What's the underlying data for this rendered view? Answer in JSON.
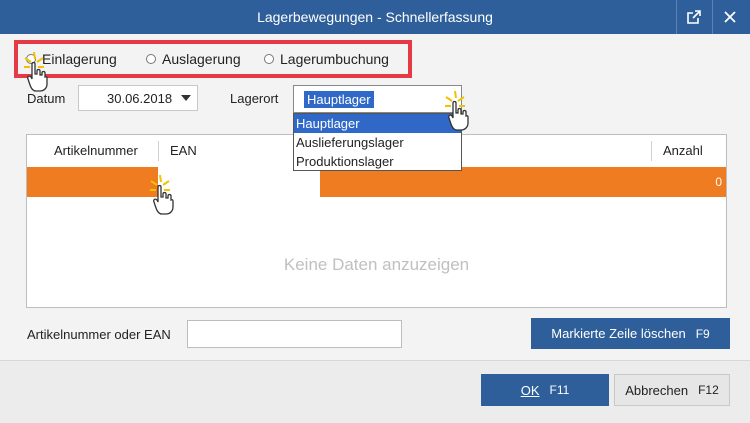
{
  "window": {
    "title": "Lagerbewegungen - Schnellerfassung"
  },
  "movement_type": {
    "options": [
      "Einlagerung",
      "Auslagerung",
      "Lagerumbuchung"
    ],
    "selected": "Einlagerung"
  },
  "date": {
    "label": "Datum",
    "value": "30.06.2018"
  },
  "storage": {
    "label": "Lagerort",
    "value": "Hauptlager",
    "options": [
      "Hauptlager",
      "Auslieferungslager",
      "Produktionslager"
    ]
  },
  "grid": {
    "columns": [
      "Artikelnummer",
      "EAN",
      "Anzahl"
    ],
    "row_count_value": "0",
    "empty_text": "Keine Daten anzuzeigen"
  },
  "search": {
    "label": "Artikelnummer oder EAN",
    "value": ""
  },
  "buttons": {
    "delete_label": "Markierte Zeile löschen",
    "delete_key": "F9",
    "ok_label": "OK",
    "ok_key": "F11",
    "cancel_label": "Abbrechen",
    "cancel_key": "F12"
  },
  "colors": {
    "titlebar": "#2e5f9a",
    "highlight_border": "#e63946",
    "active_row": "#f07c22",
    "selection": "#3068c8"
  }
}
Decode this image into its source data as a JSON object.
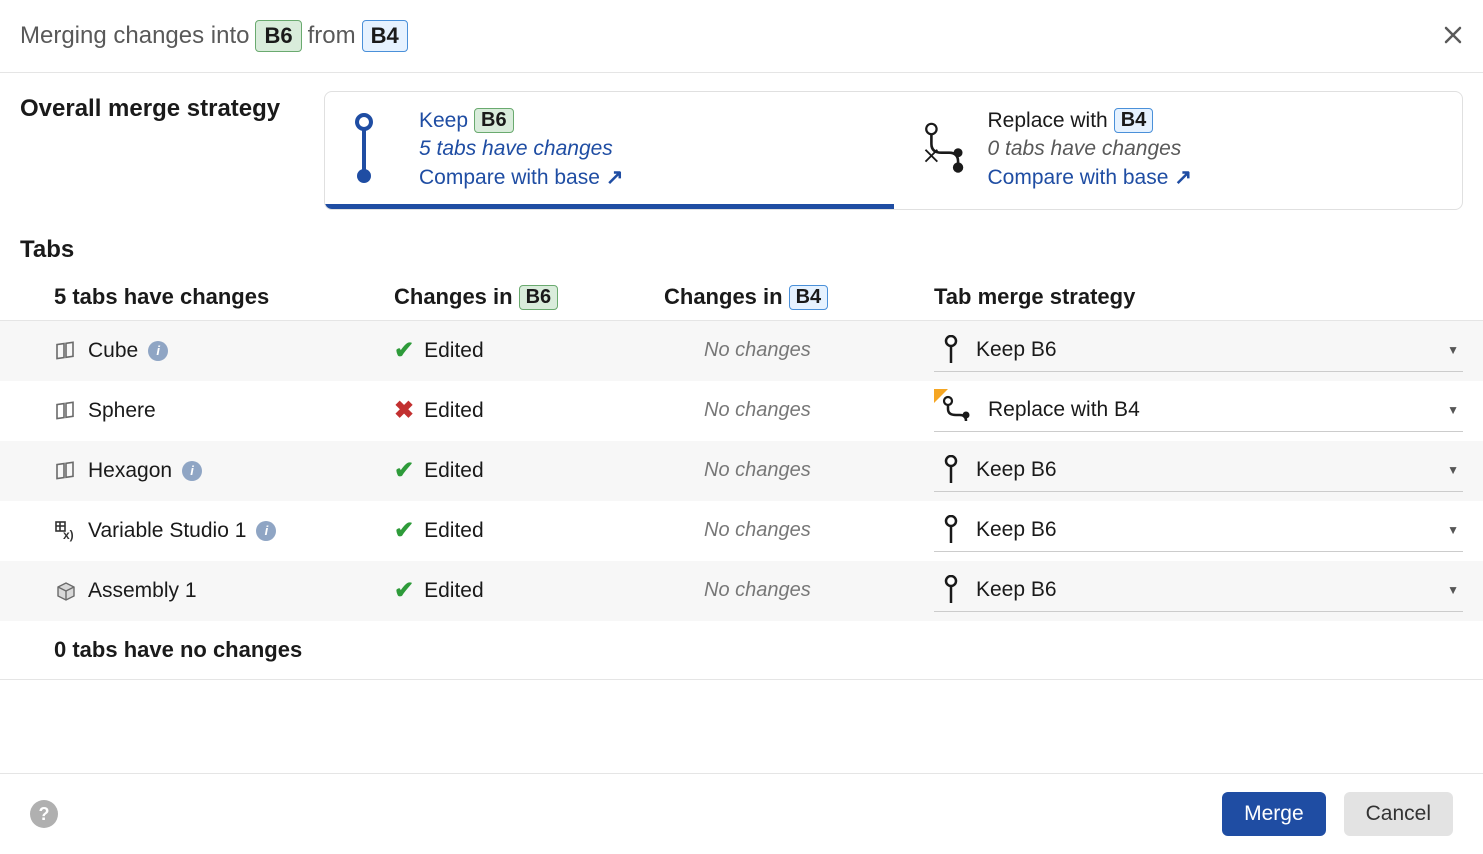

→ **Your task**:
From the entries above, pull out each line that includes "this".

→ **Expected answer**:
What's the underlying data for this rendered view? Answer in JSON.
Decode this image into its source data as a JSON object.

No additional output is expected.